## WHAT TO WORK ON:
Return each entry word for word. Leave the images out.

== Segment start ==

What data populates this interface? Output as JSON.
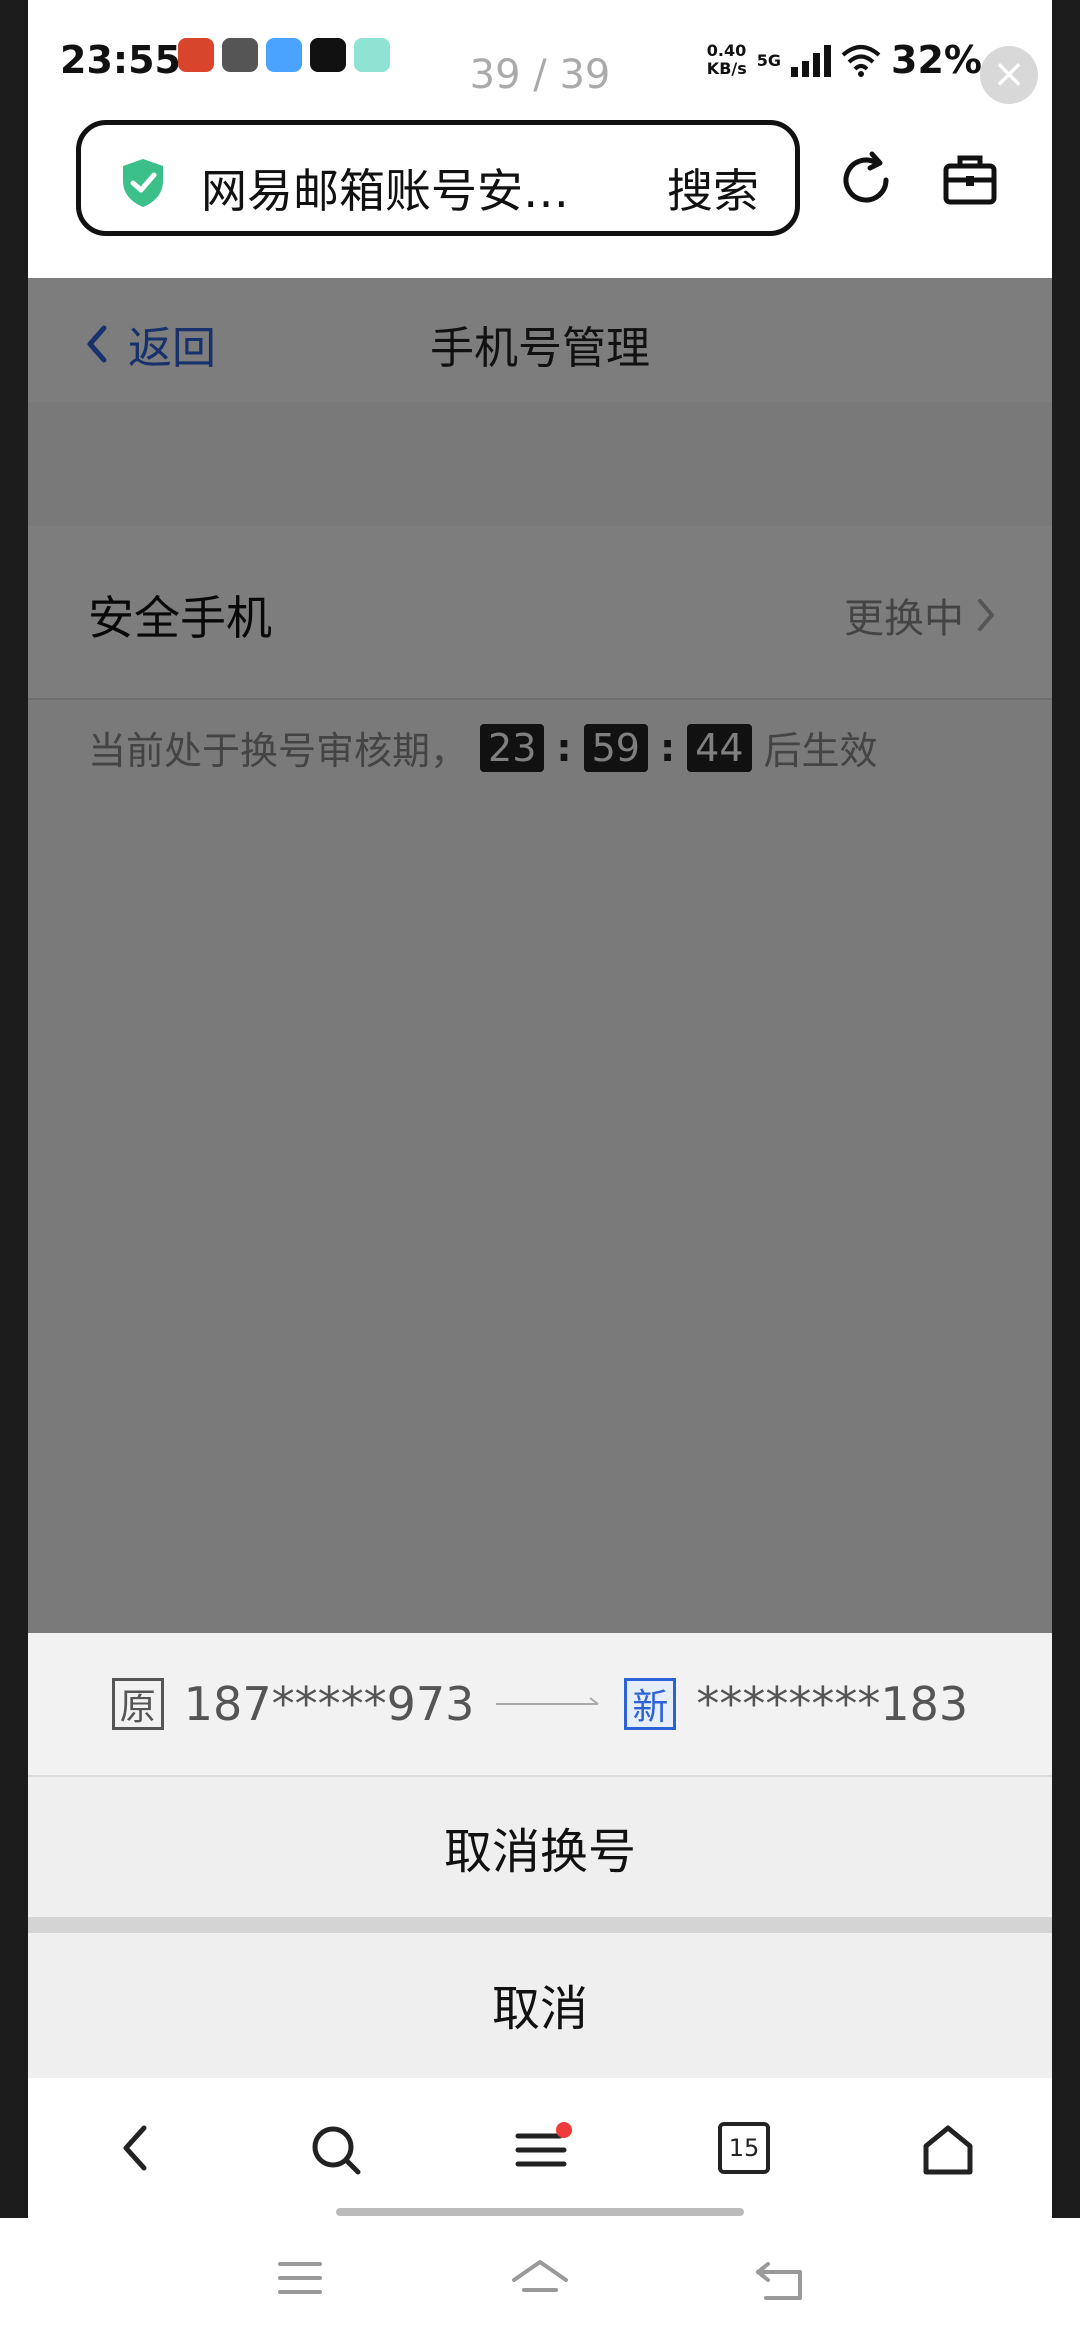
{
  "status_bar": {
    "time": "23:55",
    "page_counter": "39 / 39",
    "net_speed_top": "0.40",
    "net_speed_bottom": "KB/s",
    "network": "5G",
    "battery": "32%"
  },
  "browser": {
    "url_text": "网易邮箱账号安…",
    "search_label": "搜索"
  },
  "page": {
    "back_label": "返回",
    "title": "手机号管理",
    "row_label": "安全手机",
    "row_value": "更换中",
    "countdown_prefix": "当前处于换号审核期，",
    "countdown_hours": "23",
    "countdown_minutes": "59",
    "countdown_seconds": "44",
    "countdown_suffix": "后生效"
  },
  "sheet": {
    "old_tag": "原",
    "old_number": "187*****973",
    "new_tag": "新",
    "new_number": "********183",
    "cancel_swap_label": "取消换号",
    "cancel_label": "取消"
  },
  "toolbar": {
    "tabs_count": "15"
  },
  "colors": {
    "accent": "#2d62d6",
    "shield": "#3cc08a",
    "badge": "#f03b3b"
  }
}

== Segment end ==

## RESULT OF THIS TASK:
What data populates this interface? Output as JSON.
{
  "status_bar": {
    "time": "23:55",
    "page_counter": "39 / 39",
    "net_speed_top": "0.40",
    "net_speed_bottom": "KB/s",
    "network": "5G",
    "battery": "32%"
  },
  "browser": {
    "url_text": "网易邮箱账号安…",
    "search_label": "搜索"
  },
  "page": {
    "back_label": "返回",
    "title": "手机号管理",
    "row_label": "安全手机",
    "row_value": "更换中",
    "countdown_prefix": "当前处于换号审核期，",
    "countdown_hours": "23",
    "countdown_minutes": "59",
    "countdown_seconds": "44",
    "countdown_suffix": "后生效"
  },
  "sheet": {
    "old_tag": "原",
    "old_number": "187*****973",
    "new_tag": "新",
    "new_number": "********183",
    "cancel_swap_label": "取消换号",
    "cancel_label": "取消"
  },
  "toolbar": {
    "tabs_count": "15"
  },
  "colors": {
    "accent": "#2d62d6",
    "shield": "#3cc08a",
    "badge": "#f03b3b"
  }
}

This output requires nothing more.